A few hires later and teams begin to form around separate concerns. The team is still small enough and the product still in too much flux to allow for discrete chunks of identity among the mess of half-baked features and experiments. Everybody works together on all the things. So identity is refined from other sources, usually by grouping people by the type of work they typically do. The Backend, Frontend, Design, and Business teams begin to form.

After a certain point, the product matures into several closely related features. The people who built each feature continue to work on that feature and hire more people to help them. Stratified, job-based team names don’t really mesh with how people are actually organizing and discussing themselves or their work. So the structure moves towards a feature-based naming scheme. Enter “The Payments Team,” or your own Security outfit.

It’s a natural, evolving progression that meets the needs of the company at each stage. It works. Yet with just a bit more intentionality when we choose a name for our team, we can harness the inherent value of identity to also drive purpose.

Consider a name like “The Payments Team.” It conveys identity, sure. It may even suggest the types of features the members of the team will likely work on. But it doesn’t inspire. When someone says they work on The Payments Team, you learn nothing about what drives that group of people, what they’re hoping to accomplish, or what pride they take in their work.

Instead, imagine if the person naming the team had decided upon “The Payment Accuracy Team.” Subtle, right? What do members of this team care about? You can’t miss it, it’s right there in the name: They care about ensuring that the payments are accurate. Identity and purpose, expressed together as one and the same.
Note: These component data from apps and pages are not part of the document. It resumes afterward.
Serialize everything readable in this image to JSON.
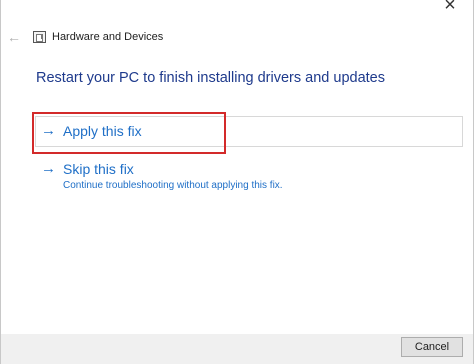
{
  "window": {
    "title": "Hardware and Devices",
    "close_glyph": "×",
    "back_glyph": "←"
  },
  "main": {
    "heading": "Restart your PC to finish installing drivers and updates",
    "options": [
      {
        "label": "Apply this fix",
        "icon": "arrow-right-icon"
      },
      {
        "label": "Skip this fix",
        "sublabel": "Continue troubleshooting without applying this fix.",
        "icon": "arrow-right-icon"
      }
    ]
  },
  "footer": {
    "cancel_label": "Cancel"
  },
  "colors": {
    "link": "#1f6fc7",
    "heading": "#1e3a8c",
    "highlight": "#d32a2a",
    "footer_bg": "#f0f0f0"
  }
}
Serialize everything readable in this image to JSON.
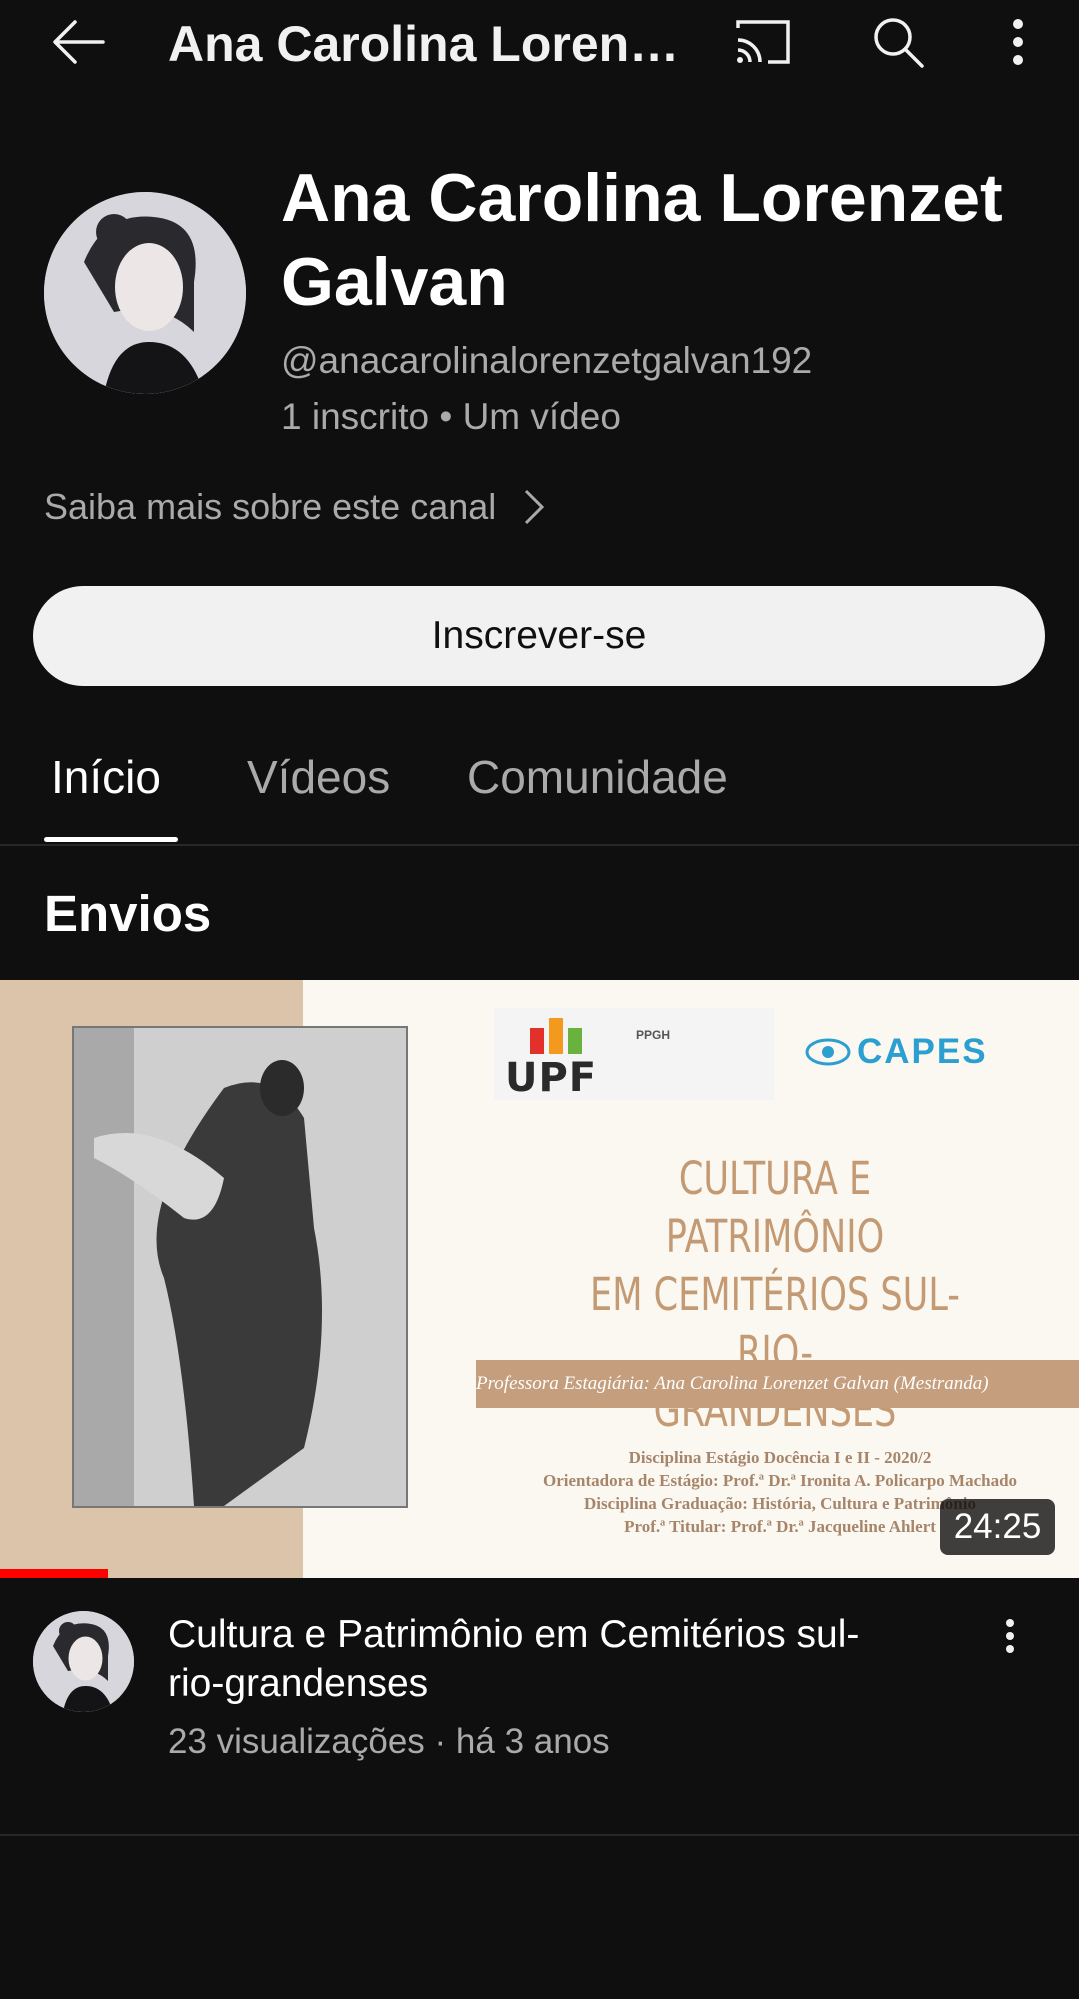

Notice that going from “Payments” to “Payments Accuracy” implies a narrowing of scope. That’s a good thing. While a Payments team could work on all things payments – speed, accuracy, auditability – can they truly focus on all of them at the same time?

For all the fretting we do as managers, wondering whether we’re doing enough to keep our team aligned, what if we co-opted every mention of our team’s name as an opportunity to align on our goals? Every mention of the team’s name could also be an affirmation of its reason for existing. It’s an aspirational call to its members, and a badge of honor to others in the company.

The cause-effect relationship between values and identity is a lot more fluid than we might have previously thought. What we decide to call ourselves can have a profound impact on what we believe. Why not take advantage of that powerful effect to drive progress, especially since the act of naming a team is so trivial?

Going back to your first day as the new team lead. Your manager comes up to you asking you to put together a presentation for the rest of the kingdom.

“Hey, could you put together the Security Team’s roadmap for the next quarter to present to the company?”


“Hey, could you put together the Trust and Safety Team’s roadmap for the next quarter to present to the company?”

Which team would you rather be a part of?

Dan Applegate

Dan Applegate is a software engineering manager living in Brooklyn. Connect with him on LinkedIn.